TASK INSTRUCTIONS →
Write out, word for word, every line from the one containing "Transcribe this image's" through the last line of the records below, both ends included.

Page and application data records
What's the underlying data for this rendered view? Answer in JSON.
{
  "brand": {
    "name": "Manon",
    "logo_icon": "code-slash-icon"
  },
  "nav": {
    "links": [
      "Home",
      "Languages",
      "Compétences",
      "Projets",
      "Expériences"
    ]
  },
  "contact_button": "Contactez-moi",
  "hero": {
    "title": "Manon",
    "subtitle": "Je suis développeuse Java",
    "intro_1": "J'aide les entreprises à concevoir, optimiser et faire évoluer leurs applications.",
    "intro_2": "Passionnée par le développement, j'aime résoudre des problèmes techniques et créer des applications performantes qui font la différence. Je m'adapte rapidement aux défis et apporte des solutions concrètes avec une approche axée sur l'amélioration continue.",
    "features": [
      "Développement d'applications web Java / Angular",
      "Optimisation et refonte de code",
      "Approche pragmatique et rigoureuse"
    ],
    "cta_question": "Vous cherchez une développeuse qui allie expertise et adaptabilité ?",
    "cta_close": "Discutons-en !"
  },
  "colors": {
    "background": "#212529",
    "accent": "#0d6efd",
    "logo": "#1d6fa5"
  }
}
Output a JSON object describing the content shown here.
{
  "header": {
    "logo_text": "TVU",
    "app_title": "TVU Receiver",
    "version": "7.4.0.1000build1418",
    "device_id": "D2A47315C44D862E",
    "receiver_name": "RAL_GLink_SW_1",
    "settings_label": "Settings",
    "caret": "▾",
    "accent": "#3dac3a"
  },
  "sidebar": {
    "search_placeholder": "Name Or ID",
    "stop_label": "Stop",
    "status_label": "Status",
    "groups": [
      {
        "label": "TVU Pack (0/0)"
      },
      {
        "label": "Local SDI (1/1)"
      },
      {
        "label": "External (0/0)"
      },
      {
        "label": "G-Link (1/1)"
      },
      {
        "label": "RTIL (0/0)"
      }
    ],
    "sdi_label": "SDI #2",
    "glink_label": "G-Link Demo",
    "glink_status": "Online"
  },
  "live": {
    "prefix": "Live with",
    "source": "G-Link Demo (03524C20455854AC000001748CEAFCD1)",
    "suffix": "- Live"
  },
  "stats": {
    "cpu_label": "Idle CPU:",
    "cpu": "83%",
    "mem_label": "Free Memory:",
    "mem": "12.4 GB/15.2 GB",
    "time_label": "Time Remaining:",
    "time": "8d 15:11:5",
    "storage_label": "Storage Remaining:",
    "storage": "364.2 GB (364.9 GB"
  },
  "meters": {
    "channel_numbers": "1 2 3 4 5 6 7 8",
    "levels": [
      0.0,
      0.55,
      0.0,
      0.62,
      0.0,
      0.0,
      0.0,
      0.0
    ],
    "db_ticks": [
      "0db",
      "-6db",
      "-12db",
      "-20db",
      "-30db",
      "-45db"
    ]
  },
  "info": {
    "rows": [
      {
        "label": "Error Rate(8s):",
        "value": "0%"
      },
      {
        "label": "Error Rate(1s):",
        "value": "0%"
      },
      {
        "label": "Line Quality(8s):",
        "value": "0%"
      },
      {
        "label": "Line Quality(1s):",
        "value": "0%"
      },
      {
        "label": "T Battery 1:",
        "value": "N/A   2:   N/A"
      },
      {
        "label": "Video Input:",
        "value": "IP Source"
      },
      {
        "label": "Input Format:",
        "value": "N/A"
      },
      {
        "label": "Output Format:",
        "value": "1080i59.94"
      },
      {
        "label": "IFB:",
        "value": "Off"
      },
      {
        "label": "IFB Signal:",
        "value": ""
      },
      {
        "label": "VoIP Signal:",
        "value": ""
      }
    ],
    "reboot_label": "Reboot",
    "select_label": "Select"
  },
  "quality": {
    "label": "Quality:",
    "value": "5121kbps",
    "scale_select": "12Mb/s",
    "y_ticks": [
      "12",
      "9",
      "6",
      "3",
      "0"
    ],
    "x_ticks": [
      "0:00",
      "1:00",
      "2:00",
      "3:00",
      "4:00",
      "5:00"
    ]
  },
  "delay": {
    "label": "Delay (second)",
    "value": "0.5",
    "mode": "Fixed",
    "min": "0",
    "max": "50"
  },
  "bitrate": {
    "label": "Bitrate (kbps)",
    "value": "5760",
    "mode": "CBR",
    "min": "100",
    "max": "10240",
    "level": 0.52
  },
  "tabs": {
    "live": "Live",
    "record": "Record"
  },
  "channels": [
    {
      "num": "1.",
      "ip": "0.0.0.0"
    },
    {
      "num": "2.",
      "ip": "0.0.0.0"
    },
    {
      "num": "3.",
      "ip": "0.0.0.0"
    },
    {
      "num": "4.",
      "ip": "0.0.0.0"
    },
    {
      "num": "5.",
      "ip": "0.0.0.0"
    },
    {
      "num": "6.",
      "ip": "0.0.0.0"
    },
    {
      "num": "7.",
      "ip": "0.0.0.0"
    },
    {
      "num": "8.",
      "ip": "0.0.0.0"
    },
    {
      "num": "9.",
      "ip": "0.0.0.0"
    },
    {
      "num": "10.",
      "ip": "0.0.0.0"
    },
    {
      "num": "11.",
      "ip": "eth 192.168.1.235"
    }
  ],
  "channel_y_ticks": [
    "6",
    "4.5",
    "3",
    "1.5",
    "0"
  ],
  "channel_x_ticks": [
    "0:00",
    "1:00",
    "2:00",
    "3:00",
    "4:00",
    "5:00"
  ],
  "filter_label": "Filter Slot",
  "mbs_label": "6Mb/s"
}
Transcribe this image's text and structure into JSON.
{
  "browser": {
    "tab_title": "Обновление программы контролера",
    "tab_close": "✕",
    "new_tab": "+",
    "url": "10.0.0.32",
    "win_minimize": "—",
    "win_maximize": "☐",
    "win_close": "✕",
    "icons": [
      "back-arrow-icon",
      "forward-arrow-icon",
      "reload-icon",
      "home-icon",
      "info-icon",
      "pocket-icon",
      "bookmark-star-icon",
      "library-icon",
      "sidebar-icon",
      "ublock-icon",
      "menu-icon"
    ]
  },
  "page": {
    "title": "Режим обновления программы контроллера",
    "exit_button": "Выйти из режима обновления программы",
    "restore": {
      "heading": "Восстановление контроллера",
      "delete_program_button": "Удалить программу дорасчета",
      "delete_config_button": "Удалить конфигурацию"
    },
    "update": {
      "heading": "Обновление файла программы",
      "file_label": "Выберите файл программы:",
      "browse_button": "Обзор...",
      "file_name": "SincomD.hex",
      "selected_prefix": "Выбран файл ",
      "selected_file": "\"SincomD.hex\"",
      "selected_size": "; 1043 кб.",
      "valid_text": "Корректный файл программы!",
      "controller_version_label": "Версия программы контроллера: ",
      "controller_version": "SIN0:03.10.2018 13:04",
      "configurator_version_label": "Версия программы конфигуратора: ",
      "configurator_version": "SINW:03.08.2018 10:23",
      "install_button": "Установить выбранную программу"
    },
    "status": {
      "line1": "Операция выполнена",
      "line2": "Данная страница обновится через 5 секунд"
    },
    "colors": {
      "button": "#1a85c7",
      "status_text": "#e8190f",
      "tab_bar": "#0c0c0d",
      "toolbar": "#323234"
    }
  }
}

TASK RESULT →
Transcribe this image's text and structure into JSON.
{
  "browser": {
    "tab_title": "Обновление программы контролера",
    "tab_close": "✕",
    "new_tab": "+",
    "url": "10.0.0.32",
    "win_minimize": "—",
    "win_maximize": "☐",
    "win_close": "✕",
    "icons": [
      "back-arrow-icon",
      "forward-arrow-icon",
      "reload-icon",
      "home-icon",
      "info-icon",
      "pocket-icon",
      "bookmark-star-icon",
      "library-icon",
      "sidebar-icon",
      "ublock-icon",
      "menu-icon"
    ]
  },
  "page": {
    "title": "Режим обновления программы контроллера",
    "exit_button": "Выйти из режима обновления программы",
    "restore": {
      "heading": "Восстановление контроллера",
      "delete_program_button": "Удалить программу дорасчета",
      "delete_config_button": "Удалить конфигурацию"
    },
    "update": {
      "heading": "Обновление файла программы",
      "file_label": "Выберите файл программы:",
      "browse_button": "Обзор...",
      "file_name": "SincomD.hex",
      "selected_prefix": "Выбран файл ",
      "selected_file": "\"SincomD.hex\"",
      "selected_size": "; 1043 кб.",
      "valid_text": "Корректный файл программы!",
      "controller_version_label": "Версия программы контроллера: ",
      "controller_version": "SIN0:03.10.2018 13:04",
      "configurator_version_label": "Версия программы конфигуратора: ",
      "configurator_version": "SINW:03.08.2018 10:23",
      "install_button": "Установить выбранную программу"
    },
    "status": {
      "line1": "Операция выполнена",
      "line2": "Данная страница обновится через 5 секунд"
    },
    "colors": {
      "button": "#1a85c7",
      "status_text": "#e8190f",
      "tab_bar": "#0c0c0d",
      "toolbar": "#323234"
    }
  }
}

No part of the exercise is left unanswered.